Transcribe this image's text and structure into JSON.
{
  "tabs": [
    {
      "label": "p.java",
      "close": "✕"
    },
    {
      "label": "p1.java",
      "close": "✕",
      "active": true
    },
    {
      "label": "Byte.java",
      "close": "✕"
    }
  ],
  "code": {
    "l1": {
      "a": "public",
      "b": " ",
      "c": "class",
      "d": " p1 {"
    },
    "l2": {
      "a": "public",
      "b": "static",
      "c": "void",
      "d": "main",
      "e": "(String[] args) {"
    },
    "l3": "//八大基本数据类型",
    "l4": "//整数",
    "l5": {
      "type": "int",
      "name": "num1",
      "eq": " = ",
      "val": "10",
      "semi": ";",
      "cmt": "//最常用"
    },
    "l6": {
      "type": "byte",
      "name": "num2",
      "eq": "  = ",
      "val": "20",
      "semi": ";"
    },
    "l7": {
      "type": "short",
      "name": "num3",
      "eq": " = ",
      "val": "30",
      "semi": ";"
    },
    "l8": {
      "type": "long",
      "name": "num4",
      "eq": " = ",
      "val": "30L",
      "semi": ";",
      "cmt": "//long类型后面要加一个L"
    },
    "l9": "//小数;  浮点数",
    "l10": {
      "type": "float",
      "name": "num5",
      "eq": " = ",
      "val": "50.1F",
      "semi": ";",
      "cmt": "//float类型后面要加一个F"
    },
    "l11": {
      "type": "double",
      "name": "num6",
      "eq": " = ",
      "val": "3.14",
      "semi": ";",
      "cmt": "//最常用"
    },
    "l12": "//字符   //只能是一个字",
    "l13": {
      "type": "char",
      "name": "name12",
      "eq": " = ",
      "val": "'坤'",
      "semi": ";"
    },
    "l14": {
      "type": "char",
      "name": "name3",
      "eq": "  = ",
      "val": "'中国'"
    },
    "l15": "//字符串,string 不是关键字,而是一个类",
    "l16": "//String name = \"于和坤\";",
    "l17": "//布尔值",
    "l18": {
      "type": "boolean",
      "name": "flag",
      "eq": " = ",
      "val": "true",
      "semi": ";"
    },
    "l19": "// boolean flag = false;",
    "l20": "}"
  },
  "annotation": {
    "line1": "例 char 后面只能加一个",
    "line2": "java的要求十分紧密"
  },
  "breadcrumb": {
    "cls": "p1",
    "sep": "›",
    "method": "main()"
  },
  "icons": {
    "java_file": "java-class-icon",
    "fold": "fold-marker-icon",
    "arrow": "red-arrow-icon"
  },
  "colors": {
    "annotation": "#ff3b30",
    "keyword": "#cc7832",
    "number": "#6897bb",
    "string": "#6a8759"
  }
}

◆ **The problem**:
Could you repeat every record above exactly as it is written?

◆ **Answer section**:
Transcribe this image's text and structure into JSON.
{
  "tabs": [
    {
      "label": "p.java",
      "close": "✕"
    },
    {
      "label": "p1.java",
      "close": "✕",
      "active": true
    },
    {
      "label": "Byte.java",
      "close": "✕"
    }
  ],
  "code": {
    "l1": {
      "a": "public",
      "b": " ",
      "c": "class",
      "d": " p1 {"
    },
    "l2": {
      "a": "public",
      "b": "static",
      "c": "void",
      "d": "main",
      "e": "(String[] args) {"
    },
    "l3": "//八大基本数据类型",
    "l4": "//整数",
    "l5": {
      "type": "int",
      "name": "num1",
      "eq": " = ",
      "val": "10",
      "semi": ";",
      "cmt": "//最常用"
    },
    "l6": {
      "type": "byte",
      "name": "num2",
      "eq": "  = ",
      "val": "20",
      "semi": ";"
    },
    "l7": {
      "type": "short",
      "name": "num3",
      "eq": " = ",
      "val": "30",
      "semi": ";"
    },
    "l8": {
      "type": "long",
      "name": "num4",
      "eq": " = ",
      "val": "30L",
      "semi": ";",
      "cmt": "//long类型后面要加一个L"
    },
    "l9": "//小数;  浮点数",
    "l10": {
      "type": "float",
      "name": "num5",
      "eq": " = ",
      "val": "50.1F",
      "semi": ";",
      "cmt": "//float类型后面要加一个F"
    },
    "l11": {
      "type": "double",
      "name": "num6",
      "eq": " = ",
      "val": "3.14",
      "semi": ";",
      "cmt": "//最常用"
    },
    "l12": "//字符   //只能是一个字",
    "l13": {
      "type": "char",
      "name": "name12",
      "eq": " = ",
      "val": "'坤'",
      "semi": ";"
    },
    "l14": {
      "type": "char",
      "name": "name3",
      "eq": "  = ",
      "val": "'中国'"
    },
    "l15": "//字符串,string 不是关键字,而是一个类",
    "l16": "//String name = \"于和坤\";",
    "l17": "//布尔值",
    "l18": {
      "type": "boolean",
      "name": "flag",
      "eq": " = ",
      "val": "true",
      "semi": ";"
    },
    "l19": "// boolean flag = false;",
    "l20": "}"
  },
  "annotation": {
    "line1": "例 char 后面只能加一个",
    "line2": "java的要求十分紧密"
  },
  "breadcrumb": {
    "cls": "p1",
    "sep": "›",
    "method": "main()"
  },
  "icons": {
    "java_file": "java-class-icon",
    "fold": "fold-marker-icon",
    "arrow": "red-arrow-icon"
  },
  "colors": {
    "annotation": "#ff3b30",
    "keyword": "#cc7832",
    "number": "#6897bb",
    "string": "#6a8759"
  }
}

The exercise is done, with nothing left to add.